Dodd took on an assistant in 1950, Jack Elrod. (He had also been a Boy Scout.) The comic strip was created in a studio on Penn Avenue in Atlanta, Georgia, with the help of another artist, Tom Hill.

Ed Dodd's "Mark Trail" sample

In 1978, Dodd's eyesight was failing. By this time, Elrod was doing most the daily work and Hill was completing the Sunday strip. In the same year, Dodd retired and Tom Hill passed away, leaving Elrod in charge of "Mark Trail." Elrod has been writing and drawing the journeys and escapades of the dedicated environmentalist ever since, with the artistic skill of a professional.

Changing syndicate hands several times, "Mark Trail" is now under the King Features umbrella, the strip appearing in about 175 newspapers around the world, with an estimated 23 million readers.

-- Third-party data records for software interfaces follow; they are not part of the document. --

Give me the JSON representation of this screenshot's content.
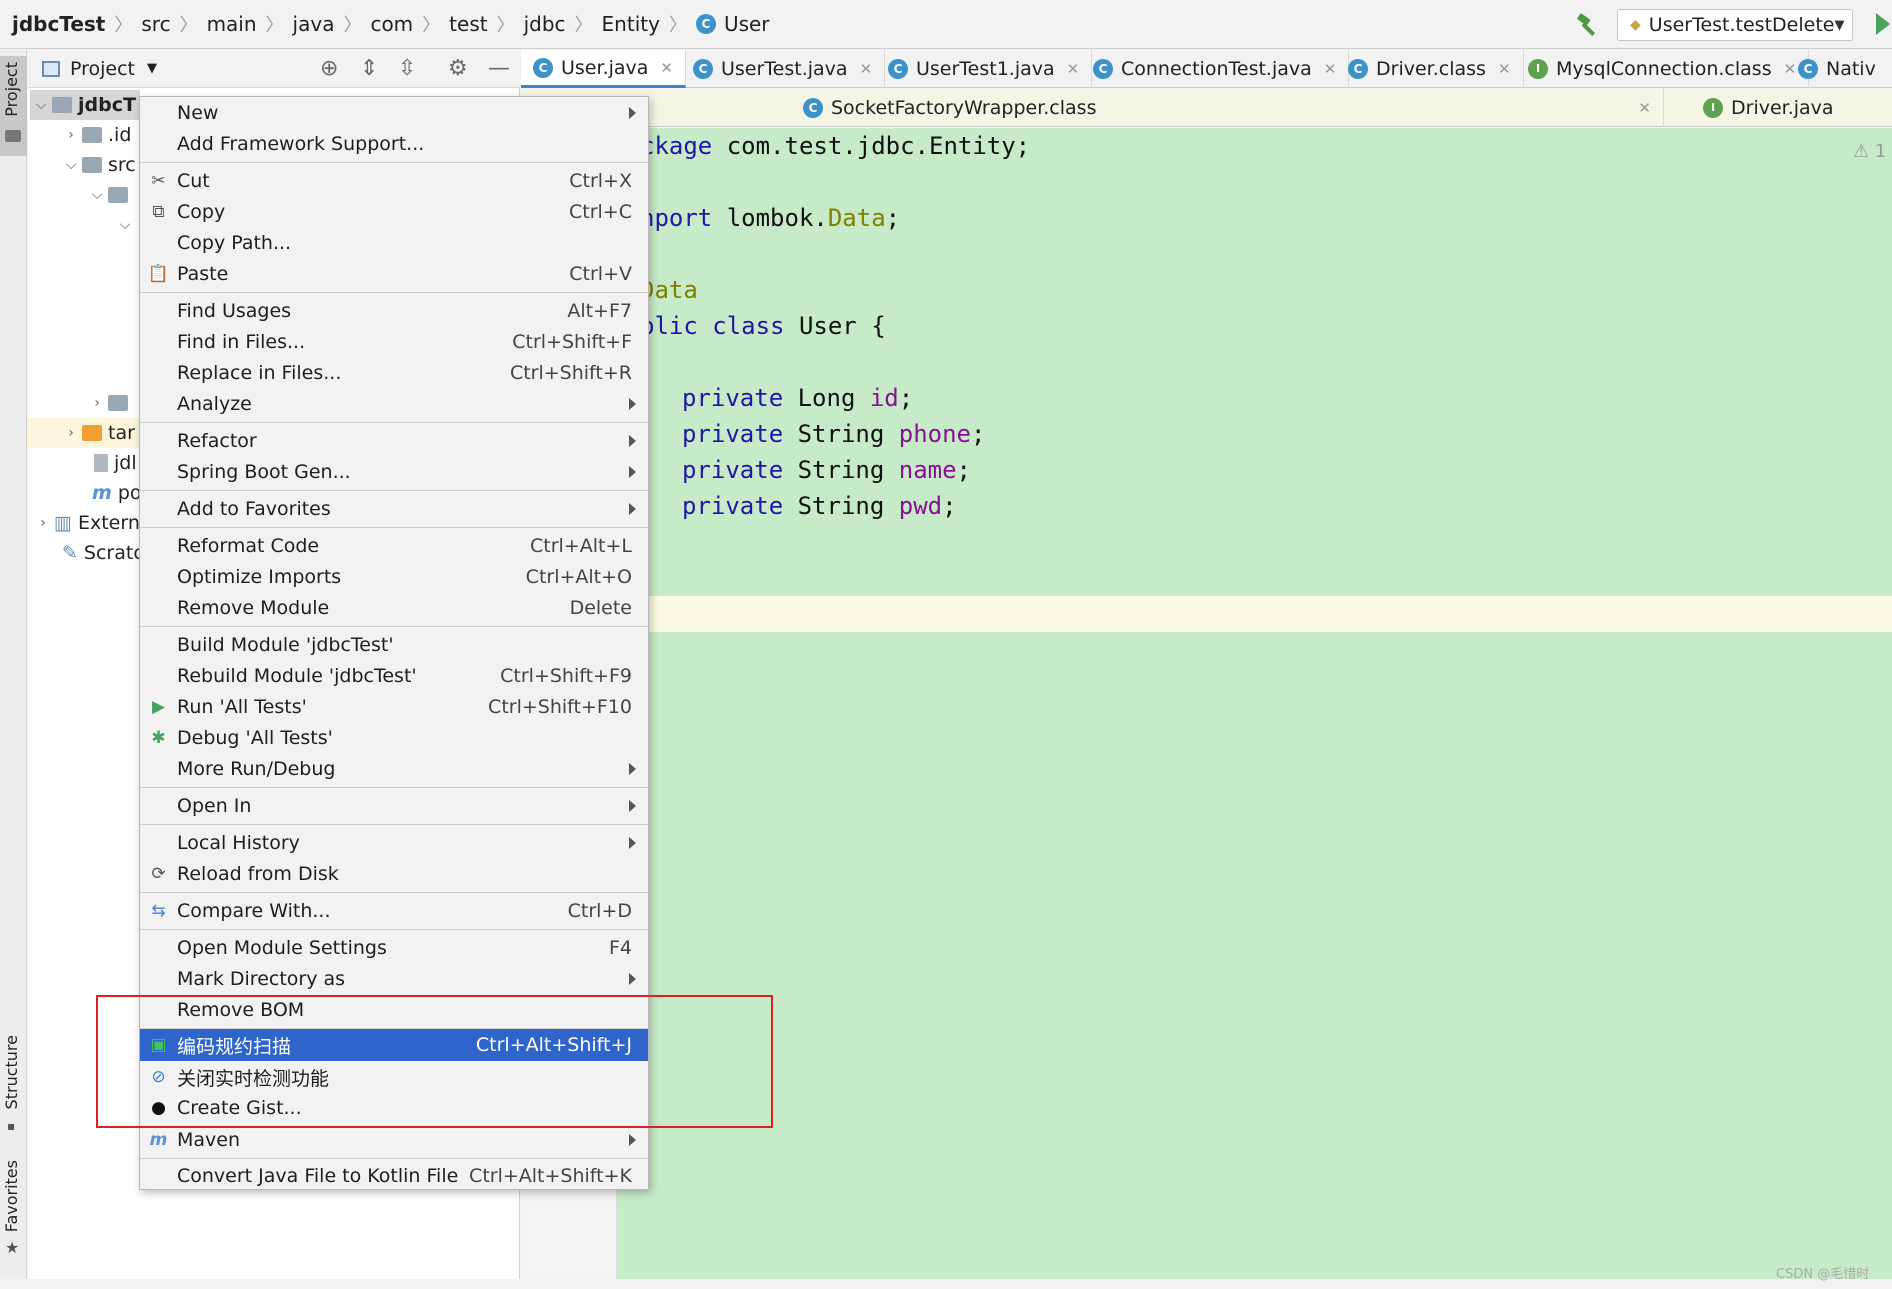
{
  "breadcrumb": {
    "items": [
      "jdbcTest",
      "src",
      "main",
      "java",
      "com",
      "test",
      "jdbc",
      "Entity",
      "User"
    ]
  },
  "run_config": {
    "label": "UserTest.testDelete"
  },
  "project_panel": {
    "title": "Project",
    "tree": [
      {
        "label": "jdbcT",
        "bold": true
      },
      {
        "label": ".id"
      },
      {
        "label": "src"
      },
      {
        "label": ""
      },
      {
        "label": ""
      },
      {
        "label": ""
      },
      {
        "label": "tar"
      },
      {
        "label": "jdl"
      },
      {
        "label": "po"
      },
      {
        "label": "Extern"
      },
      {
        "label": "Scratc"
      }
    ]
  },
  "left_strip": {
    "project": "Project",
    "structure": "Structure",
    "favorites": "Favorites"
  },
  "tabs": [
    {
      "label": "User.java",
      "icon": "C",
      "active": true
    },
    {
      "label": "UserTest.java",
      "icon": "C"
    },
    {
      "label": "UserTest1.java",
      "icon": "C"
    },
    {
      "label": "ConnectionTest.java",
      "icon": "C"
    },
    {
      "label": "Driver.class",
      "icon": "C"
    },
    {
      "label": "MysqlConnection.class",
      "icon": "I"
    },
    {
      "label": "Nativ",
      "icon": "C"
    }
  ],
  "tabs_row2": [
    {
      "label": "SocketFactoryWrapper.class",
      "icon": "C"
    },
    {
      "label": "Driver.java",
      "icon": "I"
    }
  ],
  "editor": {
    "lines": [
      {
        "parts": [
          [
            "kw",
            "ckage"
          ],
          [
            "",
            " com.test.jdbc.Entity;"
          ]
        ]
      },
      {
        "parts": [
          [
            "kw",
            "nport"
          ],
          [
            "",
            " lombok."
          ],
          [
            "ann",
            "Data"
          ],
          [
            "",
            ";"
          ]
        ]
      },
      {
        "parts": [
          [
            "ann",
            "Data"
          ]
        ]
      },
      {
        "parts": [
          [
            "kw",
            "blic class"
          ],
          [
            "",
            " User {"
          ]
        ]
      },
      {
        "parts": [
          [
            "kw",
            "private"
          ],
          [
            "",
            " Long "
          ],
          [
            "fld",
            "id"
          ],
          [
            "",
            ";"
          ]
        ]
      },
      {
        "parts": [
          [
            "kw",
            "private"
          ],
          [
            "",
            " String "
          ],
          [
            "fld",
            "phone"
          ],
          [
            "",
            ";"
          ]
        ]
      },
      {
        "parts": [
          [
            "kw",
            "private"
          ],
          [
            "",
            " String "
          ],
          [
            "fld",
            "name"
          ],
          [
            "",
            ";"
          ]
        ]
      },
      {
        "parts": [
          [
            "kw",
            "private"
          ],
          [
            "",
            " String "
          ],
          [
            "fld",
            "pwd"
          ],
          [
            "",
            ";"
          ]
        ]
      }
    ],
    "warning_count": "1"
  },
  "context_menu": {
    "items": [
      {
        "label": "New",
        "submenu": true
      },
      {
        "label": "Add Framework Support..."
      },
      {
        "label": "Cut",
        "shortcut": "Ctrl+X",
        "icon": "scissors-icon"
      },
      {
        "label": "Copy",
        "shortcut": "Ctrl+C",
        "icon": "copy-icon"
      },
      {
        "label": "Copy Path..."
      },
      {
        "label": "Paste",
        "shortcut": "Ctrl+V",
        "icon": "paste-icon"
      },
      {
        "label": "Find Usages",
        "shortcut": "Alt+F7"
      },
      {
        "label": "Find in Files...",
        "shortcut": "Ctrl+Shift+F"
      },
      {
        "label": "Replace in Files...",
        "shortcut": "Ctrl+Shift+R"
      },
      {
        "label": "Analyze",
        "submenu": true
      },
      {
        "label": "Refactor",
        "submenu": true
      },
      {
        "label": "Spring Boot Gen...",
        "submenu": true
      },
      {
        "label": "Add to Favorites",
        "submenu": true
      },
      {
        "label": "Reformat Code",
        "shortcut": "Ctrl+Alt+L"
      },
      {
        "label": "Optimize Imports",
        "shortcut": "Ctrl+Alt+O"
      },
      {
        "label": "Remove Module",
        "shortcut": "Delete"
      },
      {
        "label": "Build Module 'jdbcTest'"
      },
      {
        "label": "Rebuild Module 'jdbcTest'",
        "shortcut": "Ctrl+Shift+F9"
      },
      {
        "label": "Run 'All Tests'",
        "shortcut": "Ctrl+Shift+F10",
        "icon": "run-icon"
      },
      {
        "label": "Debug 'All Tests'",
        "icon": "debug-icon"
      },
      {
        "label": "More Run/Debug",
        "submenu": true
      },
      {
        "label": "Open In",
        "submenu": true
      },
      {
        "label": "Local History",
        "submenu": true
      },
      {
        "label": "Reload from Disk",
        "icon": "reload-icon"
      },
      {
        "label": "Compare With...",
        "shortcut": "Ctrl+D",
        "icon": "compare-icon"
      },
      {
        "label": "Open Module Settings",
        "shortcut": "F4"
      },
      {
        "label": "Mark Directory as",
        "submenu": true
      },
      {
        "label": "Remove BOM"
      },
      {
        "label": "编码规约扫描",
        "shortcut": "Ctrl+Alt+Shift+J",
        "icon": "scan-icon",
        "selected": true
      },
      {
        "label": "关闭实时检测功能",
        "icon": "disable-icon"
      },
      {
        "label": "Create Gist...",
        "icon": "github-icon"
      },
      {
        "label": "Maven",
        "submenu": true,
        "icon": "maven-icon"
      },
      {
        "label": "Convert Java File to Kotlin File",
        "shortcut": "Ctrl+Alt+Shift+K"
      }
    ]
  },
  "watermark": "CSDN @毛惜时",
  "colors": {
    "editor_bg": "#c7ebc9",
    "selection": "#2f65ca",
    "highlight_box": "#e02020",
    "keyword": "#1a1aa6",
    "field": "#871094",
    "annotation": "#808000"
  }
}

While a cartoonist, Dodd wrote several books for children about environmentalism. "Mark Trail" made appearances in environmental promotions by the U.S. Fish and Wildlife Service, and under Elrod's skilled guidance, became spokestoon for the National Oceanic and Atmospheric Administration.

After an lengthy illness, Edward Dodd died at age 88 on May 27, 1991. His strong belief in the preservation of the ecology and environment made his comic strip, "Mark Trail" unique for its time. It's "green" theme gave it an appeal that has happily lasted well over five decades.
Catch up with the latest adventures of "Mark Trail" at King Features Syndicate.
© Susanna McLeod 2011